“… and economic policies while holding similarly traditional conservative biblical interpretations on social issues to the latter white evangelicals. ”
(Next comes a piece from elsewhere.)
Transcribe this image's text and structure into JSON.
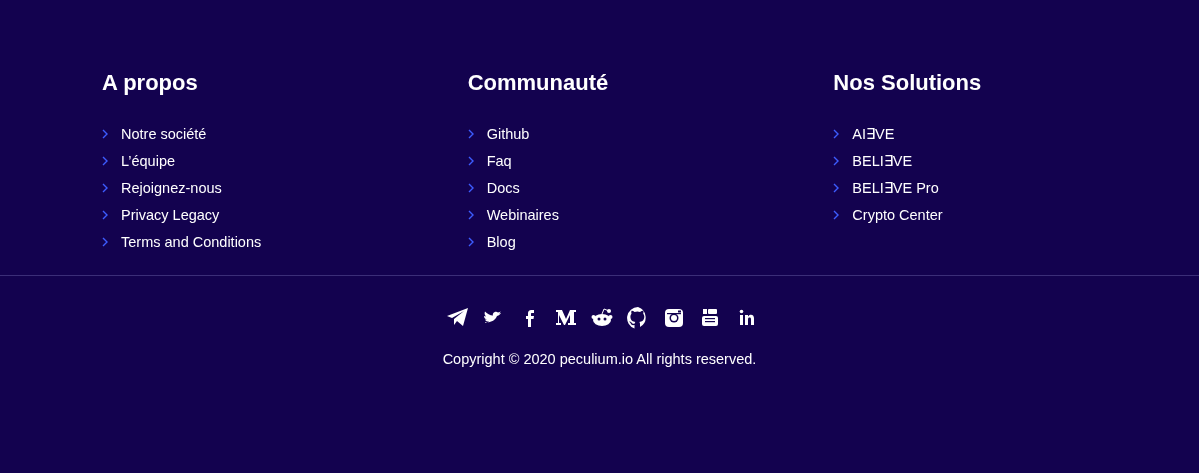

Through examination of three church traditions (Christian and Missionary Alliance, Plymouth Brethren, and the Black Pentecostal tradition) and the various Bible Institutes and their respective charismatic leaders, this study will explore the cross-pollination of leadership across these three institutions, and the creation a network and social movement during the 20th century which strengthened the conservative wing of African American churches. These networks and movements led to the founding of the National Black Evangelical Association in 1963, in direct counter-distinction to the National Association of Evangelicals. The study will also look beyond the NBEA and tease out ways that this conservative movement has further influenced the Black Church through the works of Bible institutes and colleges, the Evangelical Training Association (ETA) and Philadelphia’s Center for Urban Theological Studies (CUTS).